__Records to use__:
○ ○ ○ ○ ○ ○ ○
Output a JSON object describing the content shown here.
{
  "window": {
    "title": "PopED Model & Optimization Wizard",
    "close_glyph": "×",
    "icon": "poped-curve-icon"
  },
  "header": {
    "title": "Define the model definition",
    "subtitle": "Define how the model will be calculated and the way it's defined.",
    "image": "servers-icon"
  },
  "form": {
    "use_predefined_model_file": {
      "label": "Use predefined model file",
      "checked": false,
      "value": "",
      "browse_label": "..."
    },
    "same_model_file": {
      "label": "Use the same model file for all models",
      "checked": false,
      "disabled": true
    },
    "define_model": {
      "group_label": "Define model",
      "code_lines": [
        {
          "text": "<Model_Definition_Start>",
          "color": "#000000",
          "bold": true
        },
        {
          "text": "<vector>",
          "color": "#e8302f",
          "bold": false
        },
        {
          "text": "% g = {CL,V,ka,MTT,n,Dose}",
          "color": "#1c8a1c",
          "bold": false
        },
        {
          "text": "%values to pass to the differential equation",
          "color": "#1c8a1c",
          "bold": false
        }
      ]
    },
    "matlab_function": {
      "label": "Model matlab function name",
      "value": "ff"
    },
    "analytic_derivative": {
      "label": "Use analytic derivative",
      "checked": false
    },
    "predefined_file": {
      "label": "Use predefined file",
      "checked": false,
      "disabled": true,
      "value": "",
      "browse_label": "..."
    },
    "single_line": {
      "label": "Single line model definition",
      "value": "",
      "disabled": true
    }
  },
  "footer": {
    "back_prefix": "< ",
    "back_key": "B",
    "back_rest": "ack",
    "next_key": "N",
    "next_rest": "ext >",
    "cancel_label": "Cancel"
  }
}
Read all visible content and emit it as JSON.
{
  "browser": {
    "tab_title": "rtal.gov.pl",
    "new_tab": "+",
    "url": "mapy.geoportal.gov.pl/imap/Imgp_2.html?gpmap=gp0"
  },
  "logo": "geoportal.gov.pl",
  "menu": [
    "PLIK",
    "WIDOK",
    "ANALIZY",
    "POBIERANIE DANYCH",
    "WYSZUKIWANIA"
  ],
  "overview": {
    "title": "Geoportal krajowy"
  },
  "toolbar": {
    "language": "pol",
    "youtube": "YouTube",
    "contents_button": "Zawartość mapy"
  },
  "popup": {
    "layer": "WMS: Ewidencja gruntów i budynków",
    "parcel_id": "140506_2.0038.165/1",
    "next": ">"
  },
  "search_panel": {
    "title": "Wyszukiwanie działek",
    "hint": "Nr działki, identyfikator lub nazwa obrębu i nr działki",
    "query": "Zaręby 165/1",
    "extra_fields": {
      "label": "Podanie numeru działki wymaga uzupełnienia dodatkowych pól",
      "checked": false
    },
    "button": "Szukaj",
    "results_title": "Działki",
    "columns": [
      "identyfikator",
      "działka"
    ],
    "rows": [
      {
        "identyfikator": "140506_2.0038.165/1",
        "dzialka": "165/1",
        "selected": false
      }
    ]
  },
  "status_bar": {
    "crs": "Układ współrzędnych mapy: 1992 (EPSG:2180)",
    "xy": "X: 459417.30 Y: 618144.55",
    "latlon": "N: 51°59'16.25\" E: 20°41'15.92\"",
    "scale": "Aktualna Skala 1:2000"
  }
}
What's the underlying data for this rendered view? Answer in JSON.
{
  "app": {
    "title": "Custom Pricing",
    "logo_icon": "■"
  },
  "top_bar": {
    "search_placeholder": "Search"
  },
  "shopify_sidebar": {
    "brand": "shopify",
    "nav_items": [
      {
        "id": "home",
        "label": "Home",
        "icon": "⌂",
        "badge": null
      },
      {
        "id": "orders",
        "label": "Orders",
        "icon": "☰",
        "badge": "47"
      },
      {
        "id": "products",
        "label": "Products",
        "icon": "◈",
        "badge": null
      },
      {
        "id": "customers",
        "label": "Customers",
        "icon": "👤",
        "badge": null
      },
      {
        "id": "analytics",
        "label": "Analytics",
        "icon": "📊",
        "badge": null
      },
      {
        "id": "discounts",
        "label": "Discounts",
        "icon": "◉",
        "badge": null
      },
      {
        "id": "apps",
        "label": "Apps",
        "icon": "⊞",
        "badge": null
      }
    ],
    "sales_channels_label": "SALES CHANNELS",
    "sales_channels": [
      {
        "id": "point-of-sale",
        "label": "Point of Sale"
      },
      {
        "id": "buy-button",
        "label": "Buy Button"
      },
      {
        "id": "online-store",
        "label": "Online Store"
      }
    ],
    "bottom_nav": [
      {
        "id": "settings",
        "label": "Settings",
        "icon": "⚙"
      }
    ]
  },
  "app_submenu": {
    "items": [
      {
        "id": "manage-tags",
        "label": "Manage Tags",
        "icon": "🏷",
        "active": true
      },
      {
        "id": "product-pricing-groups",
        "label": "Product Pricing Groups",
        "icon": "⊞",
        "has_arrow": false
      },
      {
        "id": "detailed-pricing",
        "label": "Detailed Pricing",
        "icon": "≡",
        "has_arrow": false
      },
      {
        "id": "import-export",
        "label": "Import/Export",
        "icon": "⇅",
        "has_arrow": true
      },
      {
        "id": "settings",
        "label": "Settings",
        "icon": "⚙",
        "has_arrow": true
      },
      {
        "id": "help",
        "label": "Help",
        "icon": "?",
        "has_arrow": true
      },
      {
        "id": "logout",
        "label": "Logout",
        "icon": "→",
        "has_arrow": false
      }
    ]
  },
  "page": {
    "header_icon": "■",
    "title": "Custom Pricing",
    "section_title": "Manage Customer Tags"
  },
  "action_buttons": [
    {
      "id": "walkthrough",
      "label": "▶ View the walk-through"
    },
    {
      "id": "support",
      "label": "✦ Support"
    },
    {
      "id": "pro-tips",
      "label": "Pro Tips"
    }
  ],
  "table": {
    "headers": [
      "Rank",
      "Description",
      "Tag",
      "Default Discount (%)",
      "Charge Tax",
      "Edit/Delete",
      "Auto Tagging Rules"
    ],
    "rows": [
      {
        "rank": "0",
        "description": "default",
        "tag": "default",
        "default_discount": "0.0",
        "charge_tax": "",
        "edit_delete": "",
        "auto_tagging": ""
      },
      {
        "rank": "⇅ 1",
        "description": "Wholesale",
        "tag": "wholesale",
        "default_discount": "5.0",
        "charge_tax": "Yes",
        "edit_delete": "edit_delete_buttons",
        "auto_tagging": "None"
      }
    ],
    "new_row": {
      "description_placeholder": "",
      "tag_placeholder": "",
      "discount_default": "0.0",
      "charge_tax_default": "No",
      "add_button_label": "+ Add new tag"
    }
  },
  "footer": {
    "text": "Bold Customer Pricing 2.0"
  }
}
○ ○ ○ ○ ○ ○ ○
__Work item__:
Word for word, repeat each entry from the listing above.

__Task result__:
Output a JSON object describing the content shown here.
{
  "window": {
    "title": "PopED Model & Optimization Wizard",
    "close_glyph": "×",
    "icon": "poped-curve-icon"
  },
  "header": {
    "title": "Define the model definition",
    "subtitle": "Define how the model will be calculated and the way it's defined.",
    "image": "servers-icon"
  },
  "form": {
    "use_predefined_model_file": {
      "label": "Use predefined model file",
      "checked": false,
      "value": "",
      "browse_label": "..."
    },
    "same_model_file": {
      "label": "Use the same model file for all models",
      "checked": false,
      "disabled": true
    },
    "define_model": {
      "group_label": "Define model",
      "code_lines": [
        {
          "text": "<Model_Definition_Start>",
          "color": "#000000",
          "bold": true
        },
        {
          "text": "<vector>",
          "color": "#e8302f",
          "bold": false
        },
        {
          "text": "% g = {CL,V,ka,MTT,n,Dose}",
          "color": "#1c8a1c",
          "bold": false
        },
        {
          "text": "%values to pass to the differential equation",
          "color": "#1c8a1c",
          "bold": false
        }
      ]
    },
    "matlab_function": {
      "label": "Model matlab function name",
      "value": "ff"
    },
    "analytic_derivative": {
      "label": "Use analytic derivative",
      "checked": false
    },
    "predefined_file": {
      "label": "Use predefined file",
      "checked": false,
      "disabled": true,
      "value": "",
      "browse_label": "..."
    },
    "single_line": {
      "label": "Single line model definition",
      "value": "",
      "disabled": true
    }
  },
  "footer": {
    "back_prefix": "< ",
    "back_key": "B",
    "back_rest": "ack",
    "next_key": "N",
    "next_rest": "ext >",
    "cancel_label": "Cancel"
  }
}
Read all visible content and emit it as JSON.
{
  "browser": {
    "tab_title": "rtal.gov.pl",
    "new_tab": "+",
    "url": "mapy.geoportal.gov.pl/imap/Imgp_2.html?gpmap=gp0"
  },
  "logo": "geoportal.gov.pl",
  "menu": [
    "PLIK",
    "WIDOK",
    "ANALIZY",
    "POBIERANIE DANYCH",
    "WYSZUKIWANIA"
  ],
  "overview": {
    "title": "Geoportal krajowy"
  },
  "toolbar": {
    "language": "pol",
    "youtube": "YouTube",
    "contents_button": "Zawartość mapy"
  },
  "popup": {
    "layer": "WMS: Ewidencja gruntów i budynków",
    "parcel_id": "140506_2.0038.165/1",
    "next": ">"
  },
  "search_panel": {
    "title": "Wyszukiwanie działek",
    "hint": "Nr działki, identyfikator lub nazwa obrębu i nr działki",
    "query": "Zaręby 165/1",
    "extra_fields": {
      "label": "Podanie numeru działki wymaga uzupełnienia dodatkowych pól",
      "checked": false
    },
    "button": "Szukaj",
    "results_title": "Działki",
    "columns": [
      "identyfikator",
      "działka"
    ],
    "rows": [
      {
        "identyfikator": "140506_2.0038.165/1",
        "dzialka": "165/1",
        "selected": false
      }
    ]
  },
  "status_bar": {
    "crs": "Układ współrzędnych mapy: 1992 (EPSG:2180)",
    "xy": "X: 459417.30 Y: 618144.55",
    "latlon": "N: 51°59'16.25\" E: 20°41'15.92\"",
    "scale": "Aktualna Skala 1:2000"
  }
}
What's the underlying data for this rendered view? Answer in JSON.
{
  "app": {
    "title": "Custom Pricing",
    "logo_icon": "■"
  },
  "top_bar": {
    "search_placeholder": "Search"
  },
  "shopify_sidebar": {
    "brand": "shopify",
    "nav_items": [
      {
        "id": "home",
        "label": "Home",
        "icon": "⌂",
        "badge": null
      },
      {
        "id": "orders",
        "label": "Orders",
        "icon": "☰",
        "badge": "47"
      },
      {
        "id": "products",
        "label": "Products",
        "icon": "◈",
        "badge": null
      },
      {
        "id": "customers",
        "label": "Customers",
        "icon": "👤",
        "badge": null
      },
      {
        "id": "analytics",
        "label": "Analytics",
        "icon": "📊",
        "badge": null
      },
      {
        "id": "discounts",
        "label": "Discounts",
        "icon": "◉",
        "badge": null
      },
      {
        "id": "apps",
        "label": "Apps",
        "icon": "⊞",
        "badge": null
      }
    ],
    "sales_channels_label": "SALES CHANNELS",
    "sales_channels": [
      {
        "id": "point-of-sale",
        "label": "Point of Sale"
      },
      {
        "id": "buy-button",
        "label": "Buy Button"
      },
      {
        "id": "online-store",
        "label": "Online Store"
      }
    ],
    "bottom_nav": [
      {
        "id": "settings",
        "label": "Settings",
        "icon": "⚙"
      }
    ]
  },
  "app_submenu": {
    "items": [
      {
        "id": "manage-tags",
        "label": "Manage Tags",
        "icon": "🏷",
        "active": true
      },
      {
        "id": "product-pricing-groups",
        "label": "Product Pricing Groups",
        "icon": "⊞",
        "has_arrow": false
      },
      {
        "id": "detailed-pricing",
        "label": "Detailed Pricing",
        "icon": "≡",
        "has_arrow": false
      },
      {
        "id": "import-export",
        "label": "Import/Export",
        "icon": "⇅",
        "has_arrow": true
      },
      {
        "id": "settings",
        "label": "Settings",
        "icon": "⚙",
        "has_arrow": true
      },
      {
        "id": "help",
        "label": "Help",
        "icon": "?",
        "has_arrow": true
      },
      {
        "id": "logout",
        "label": "Logout",
        "icon": "→",
        "has_arrow": false
      }
    ]
  },
  "page": {
    "header_icon": "■",
    "title": "Custom Pricing",
    "section_title": "Manage Customer Tags"
  },
  "action_buttons": [
    {
      "id": "walkthrough",
      "label": "▶ View the walk-through"
    },
    {
      "id": "support",
      "label": "✦ Support"
    },
    {
      "id": "pro-tips",
      "label": "Pro Tips"
    }
  ],
  "table": {
    "headers": [
      "Rank",
      "Description",
      "Tag",
      "Default Discount (%)",
      "Charge Tax",
      "Edit/Delete",
      "Auto Tagging Rules"
    ],
    "rows": [
      {
        "rank": "0",
        "description": "default",
        "tag": "default",
        "default_discount": "0.0",
        "charge_tax": "",
        "edit_delete": "",
        "auto_tagging": ""
      },
      {
        "rank": "⇅ 1",
        "description": "Wholesale",
        "tag": "wholesale",
        "default_discount": "5.0",
        "charge_tax": "Yes",
        "edit_delete": "edit_delete_buttons",
        "auto_tagging": "None"
      }
    ],
    "new_row": {
      "description_placeholder": "",
      "tag_placeholder": "",
      "discount_default": "0.0",
      "charge_tax_default": "No",
      "add_button_label": "+ Add new tag"
    }
  },
  "footer": {
    "text": "Bold Customer Pricing 2.0"
  }
}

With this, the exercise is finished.